I've been reading Johnson & Kwak's Thirteen Bankers, and just saw a quote from Alan Greenspan that epitomizes a lot.
The Fed had been reviewing whether subprime mortgage lending should be more highly regulated. A 2000 Treasury-HUD report had found evidence of abusive "predatory lending" practices. A brief side-note here: the law and economics movement has at times debunked, or at least seriously questioned, theories that sound a bit like this. Predatory pricing, for example, has been challenged as a realistic business strategy in most circumstances where it is alleged (e.g., by rivals who can't match someone's low price). But "predatory lending" makes easy, obvious, and straightforward economic sense as a business strategy, so long as home values keep rising. You lend to a sucker who can't keep paying once the cushy early period ends, then you kick him out and have a chance of getting the home for below-value in the foreclosure sale. (Plausible even though the sale is public, since real estate markets can be thin, and sales can be under-publicized. Plus, you still break even if someone else assumes the full mortgage liability.)

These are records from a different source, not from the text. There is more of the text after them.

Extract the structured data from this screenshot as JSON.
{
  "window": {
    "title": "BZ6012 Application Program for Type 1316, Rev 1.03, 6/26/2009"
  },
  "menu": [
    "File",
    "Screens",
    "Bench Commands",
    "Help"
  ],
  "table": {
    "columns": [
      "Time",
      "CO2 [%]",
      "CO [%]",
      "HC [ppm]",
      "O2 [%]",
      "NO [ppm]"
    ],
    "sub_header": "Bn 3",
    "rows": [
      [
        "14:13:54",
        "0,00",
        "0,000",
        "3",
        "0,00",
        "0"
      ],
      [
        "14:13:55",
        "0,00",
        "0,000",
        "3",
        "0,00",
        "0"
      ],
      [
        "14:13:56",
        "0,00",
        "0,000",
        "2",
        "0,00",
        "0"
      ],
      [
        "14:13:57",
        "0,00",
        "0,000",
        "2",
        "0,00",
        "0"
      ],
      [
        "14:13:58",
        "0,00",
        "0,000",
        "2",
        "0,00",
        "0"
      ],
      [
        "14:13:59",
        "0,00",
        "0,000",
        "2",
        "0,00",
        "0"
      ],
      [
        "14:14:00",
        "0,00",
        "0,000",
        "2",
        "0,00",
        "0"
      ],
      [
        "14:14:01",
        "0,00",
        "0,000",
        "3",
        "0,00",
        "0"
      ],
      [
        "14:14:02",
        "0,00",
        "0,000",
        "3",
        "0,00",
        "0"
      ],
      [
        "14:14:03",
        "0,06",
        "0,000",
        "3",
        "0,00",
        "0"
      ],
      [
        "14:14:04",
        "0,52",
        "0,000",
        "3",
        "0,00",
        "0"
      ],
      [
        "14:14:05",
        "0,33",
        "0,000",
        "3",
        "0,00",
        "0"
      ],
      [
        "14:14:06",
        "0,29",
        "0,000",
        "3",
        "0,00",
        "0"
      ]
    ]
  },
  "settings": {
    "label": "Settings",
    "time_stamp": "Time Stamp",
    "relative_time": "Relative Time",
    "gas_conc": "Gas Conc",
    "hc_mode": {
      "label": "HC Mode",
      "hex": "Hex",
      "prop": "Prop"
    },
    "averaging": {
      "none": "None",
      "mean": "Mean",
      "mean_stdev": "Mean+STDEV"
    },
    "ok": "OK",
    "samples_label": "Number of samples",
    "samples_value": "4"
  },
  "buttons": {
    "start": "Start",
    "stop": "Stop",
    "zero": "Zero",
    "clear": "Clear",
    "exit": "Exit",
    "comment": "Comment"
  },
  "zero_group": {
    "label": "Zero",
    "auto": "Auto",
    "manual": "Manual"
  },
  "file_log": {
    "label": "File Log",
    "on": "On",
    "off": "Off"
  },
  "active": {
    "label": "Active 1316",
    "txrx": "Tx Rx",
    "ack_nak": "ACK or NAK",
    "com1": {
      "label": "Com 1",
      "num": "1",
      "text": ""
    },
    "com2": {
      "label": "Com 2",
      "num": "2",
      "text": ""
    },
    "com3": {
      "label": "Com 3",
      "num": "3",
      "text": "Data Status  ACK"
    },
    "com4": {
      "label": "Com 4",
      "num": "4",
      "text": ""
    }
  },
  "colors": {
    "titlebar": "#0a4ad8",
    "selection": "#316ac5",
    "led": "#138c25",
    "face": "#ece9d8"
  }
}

Securitization presumably changes the story to one in which the original lender is merely indifferent to whether the borrower defaults, rather than welcoming it. Once the loan economics have been transferred to a big collective pool, it's other people's problem. Subprime lenders simply wanted to make as many loans as possible for the transaction fees. And downstream players were notoriously assuming that real estate prices would keep on rising forever, thus keeping borrower default a non-problem.
Then-Fed governor the late Ned Gramlich urged that the Fed step in to regulate subprime mortgages more. The banks that were making millions from the scam screamed bloody murder. And of course Greenspan backed them, barring any regulatory change. But what I found especially notable was the following Greenspan statement:
"Where once more marginal applicants would simply have been denied credit, lenders are now able to quite efficiently judge the risk posed by individual applicants and price that risk appropriately. These improvements have led to rapid growth in subprime mortgage lending," etc. (from Johnson-Kwak, p. 143.)
What's wonderful about this statement is not just the fact that it was untrue (at least, if one interprets it as asserting that the lenders actually were risk-pricing appropriately, not just that they were "able" to do so if they wanted). Nor is it just the fact that inside players at the time knew it was untrue. (They were counting on real estate prices to keep rising, and at least implicitly on a bailout if things turned ugly, NOT on appropriate pricing of credit risks.)
No, what's wonderful about it is that Greenspan asserted it in the complete absence of any supporting evidence. He believed it because that is his theoretical view on how the economy operates. He didn't need no stinkin' evidence, it just had to be true.
And this notwithstanding the fact that one didn't need a theory of individual-level irrationality for it to be false - everyone could be acting rationally pursuant to their actual incentives and it could potentially be false. To believe what he did, you need a crude and ignorant set of assumptions about how collective market institutions always get it right - no matter what incentives individuals actually have. He truly was (and still is) our era's supreme Mister Magoo.
When you combine Greenspan's anti-regulatory record with his serially bubble-priming monetary policy and the crucial political role he played in 2001 in helping President Bush to destroy U.S. budget surpluses and put us firmly on the road to long-term default, Greenspan is pretty clearly #1 in U.S. history in a singular sense. He has done more lifetime harm to our economy than any other U.S. public official who has ever lived. (Indeed, among all individuals who have ever lived, I would think that only those who waged war on the U.S. could otherwise compete with him in this regard.)
To be fair, lots of other people share in the blame for recent economic and regulatory policy (and they come from both political parties). Plus, one has to think about 1929. But while there the overall harm may have been greater (at least, scaled to contemporary population and the size of the economy), no one individual from that era is entitled to claim nearly as high a share of the blame - e.g., certainly not the unlucky if inadequate Hoover.
UPDATE: Re-reading this post a couple of hours later, while I'm still comfortable with what it says about Greenspan, the theory of history it evinces could be criticized as too much of a "great man" (or in this case "bad man") theory. There were broader social and ideological forces behind what Greenspan did that made his policies, if not quite inevitable, at least (a) far more rewarding to him than any alternative set of policies he could have followed and (b) highly likely to be followed no matter who held his position. But that doesn't make individual responsibility either wholly irrelevant or meaningless.